Diarrhea, vomiting and stomach pain should be considered official symptoms of Covid-19 in children, scientists say.
The symptoms, which are not among the three listed by the NHS, have also been shown to be relatively common in adults.
Officials, however, said they were too vague and the system would be overwhelmed with worried people if everyone with an upset stomach thought they had Covid-19.
Scientists in Northern Ireland say signs related to the gut are so strongly linked to disease in children that they should be taken into account.
But coughing – one of the main symptoms in adults who become seriously ill – was not a reliable indicator of whether or not a child has coronavirus, they said.
The ability to detect children with coronavirus increased from 76% to 97% when stomach and bowel pain were included in official NHS symptoms, researchers found (stock image)

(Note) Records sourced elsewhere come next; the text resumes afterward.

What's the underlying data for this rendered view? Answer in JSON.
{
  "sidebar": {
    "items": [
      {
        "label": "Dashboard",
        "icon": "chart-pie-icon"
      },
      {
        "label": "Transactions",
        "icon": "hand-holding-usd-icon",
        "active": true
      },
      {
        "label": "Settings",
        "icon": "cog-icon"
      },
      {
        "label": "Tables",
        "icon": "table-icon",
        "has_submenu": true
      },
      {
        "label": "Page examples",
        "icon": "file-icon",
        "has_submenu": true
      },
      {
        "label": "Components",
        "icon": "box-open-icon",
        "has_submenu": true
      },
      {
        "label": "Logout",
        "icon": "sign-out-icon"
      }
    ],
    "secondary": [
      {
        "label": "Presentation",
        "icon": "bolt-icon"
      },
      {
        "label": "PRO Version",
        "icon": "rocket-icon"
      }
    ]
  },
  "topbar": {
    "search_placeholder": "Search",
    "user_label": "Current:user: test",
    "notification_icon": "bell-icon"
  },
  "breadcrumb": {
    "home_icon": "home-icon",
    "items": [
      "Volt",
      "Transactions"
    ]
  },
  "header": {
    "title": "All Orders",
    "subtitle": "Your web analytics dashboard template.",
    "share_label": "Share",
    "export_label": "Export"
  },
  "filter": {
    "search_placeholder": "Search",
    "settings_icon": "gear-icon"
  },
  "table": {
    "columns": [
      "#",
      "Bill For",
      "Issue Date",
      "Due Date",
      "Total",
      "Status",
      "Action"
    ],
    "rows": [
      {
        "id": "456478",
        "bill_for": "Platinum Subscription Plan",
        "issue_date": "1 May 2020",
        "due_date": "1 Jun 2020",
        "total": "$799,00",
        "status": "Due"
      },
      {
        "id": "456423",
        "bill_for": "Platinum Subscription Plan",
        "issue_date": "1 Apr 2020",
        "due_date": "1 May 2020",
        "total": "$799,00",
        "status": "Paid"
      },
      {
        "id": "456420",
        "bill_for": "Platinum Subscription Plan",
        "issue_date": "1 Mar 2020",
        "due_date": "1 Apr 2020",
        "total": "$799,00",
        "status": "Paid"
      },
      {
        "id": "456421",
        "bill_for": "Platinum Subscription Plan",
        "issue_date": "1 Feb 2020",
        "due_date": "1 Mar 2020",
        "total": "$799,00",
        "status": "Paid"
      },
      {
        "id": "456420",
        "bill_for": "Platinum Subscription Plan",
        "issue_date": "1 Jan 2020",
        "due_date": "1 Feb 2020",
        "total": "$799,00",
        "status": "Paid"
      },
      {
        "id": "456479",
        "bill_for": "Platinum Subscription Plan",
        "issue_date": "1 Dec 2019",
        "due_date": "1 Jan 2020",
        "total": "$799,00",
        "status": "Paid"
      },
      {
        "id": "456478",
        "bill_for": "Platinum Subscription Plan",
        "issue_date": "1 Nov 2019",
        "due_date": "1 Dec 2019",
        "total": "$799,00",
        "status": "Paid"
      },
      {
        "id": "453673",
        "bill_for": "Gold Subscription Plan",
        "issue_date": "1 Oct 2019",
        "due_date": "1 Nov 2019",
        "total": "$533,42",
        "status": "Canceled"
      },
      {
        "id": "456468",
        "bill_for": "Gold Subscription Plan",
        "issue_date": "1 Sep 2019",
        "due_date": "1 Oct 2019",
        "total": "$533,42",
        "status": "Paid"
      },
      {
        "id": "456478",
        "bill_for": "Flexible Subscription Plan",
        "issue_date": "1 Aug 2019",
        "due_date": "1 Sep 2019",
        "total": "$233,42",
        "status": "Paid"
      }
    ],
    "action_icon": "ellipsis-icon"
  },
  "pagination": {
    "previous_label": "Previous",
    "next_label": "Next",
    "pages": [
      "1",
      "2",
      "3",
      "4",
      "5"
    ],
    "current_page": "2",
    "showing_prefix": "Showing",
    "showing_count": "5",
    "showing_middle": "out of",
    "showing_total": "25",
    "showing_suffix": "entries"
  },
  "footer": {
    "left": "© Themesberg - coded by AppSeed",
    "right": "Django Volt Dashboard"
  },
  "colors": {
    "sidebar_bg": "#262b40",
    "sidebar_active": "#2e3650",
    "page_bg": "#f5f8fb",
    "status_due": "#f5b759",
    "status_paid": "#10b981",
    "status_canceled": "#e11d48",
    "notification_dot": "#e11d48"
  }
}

“NO HEALTHY CHILDREN HAVE DIE FROM COVID-19 IN BRITTANY”
Healthy children do not die from the coronavirus and only those who were seriously ill before contracting the disease are at risk, a large government-funded study has confirmed.
No healthy child has died from the virus yet in the UK, researchers said.
Six children died but all had other serious health problems such as cancer or cerebral palsy when they were struck down by Covid-19.
Research has found that the risk to children is “surprisingly low”, only a tiny fraction of them end up in hospital, and deaths are “exceptionally rare”.
Six children under 15 have died from the coronavirus in England and Wales since the start of the pandemic, along with nine young people aged 15 to 19. That compares to 52,082 victims in all other age groups through August 14, according to the Bureau of National Statistics.
Scientists led by the University of Liverpool found that 1% of hospitalized children died, compared to a significantly higher 27% of adults. This means that while one in four adults who ended up in hospital with Covid-19 died from it, only one in 100 children did.
The research, published in the prestigious British Medical Journal, comes amid a heated debate over whether children in England should go back to school in September, with critics claiming there is not enough proof that they will be safe.
Parents need to be reassured that their children will not be put at risk by returning to school, said the scientists who conducted the study.
Professor Calum Semple, an expert in epidemic medicine and child health at the University of Liverpool who led the study, said: “Serious illnesses are rare and death is extremely rare.
“They need to be convinced that their children will not be directly harmed by going back to school and we know they are harmed by being kept away from school due to lack of educational opportunities, and that affects mental health. ‘
Dr Tom Waterfield of Queen’s University Belfast told the BBC: ‘We find that diarrhea and vomiting is a symptom reported by some children and I think adding it to the list of known symptoms is worth it. to be considered. “
Dr Waterfield and his colleagues studied 992 children, 68 of whom had coronavirus. They were on average 10 years old.
Counting gastrointestinal symptoms – those affecting the stomach and intestines – would have dramatically improved the number of children who can be diagnosed.
One of the key decisions that health officials must make when deciding what an official symptom is is how many people with that symptom will actually have the disease and how many will have something else.
They should also take into account that the majority of people with the disease – in this case Covid-19 – can be found without including the symptom.
Only 34 of the children with coronavirus in the study by the Northern Irish researchers had symptoms.
By examining children with fever, cough, and changes in smell or taste – the official symptoms of Covid-19 – scientists correctly identified 76% of children with coronavirus.
When they added the kids who had stomach issues, however, that figure jumped to 97% – 33 out of 34.
Since so many children did not have symptoms and many of those did not, experts said most of them would never be diagnosed.
Dr Waterfield and colleagues wrote: ‘This study shows that around half of children are asymptomatic when infected with SARS-CoV-2 and current screening strategies in the UK will not be able to diagnose the majority of pediatric infections.
Stomach and intestinal symptoms were reported in 13 of the children, compared to 21 who had a fever – fever was the most common sign.
By comparison, only six children lost their sense of smell or taste, which is listed as an official symptom by the NHS.
The British health service has been criticized for having too narrow a definition of the virus.
In America, the Centers for Disease Control and Prevention (CDC) lists 11 symptoms and someone with any of them can get tested.
Official policy in Britain is that, among members of the public, only those with one of the three main symptoms should be tested.
The Queen’s University team posted their work on the pre-printed medRxiv website without review by other scientists.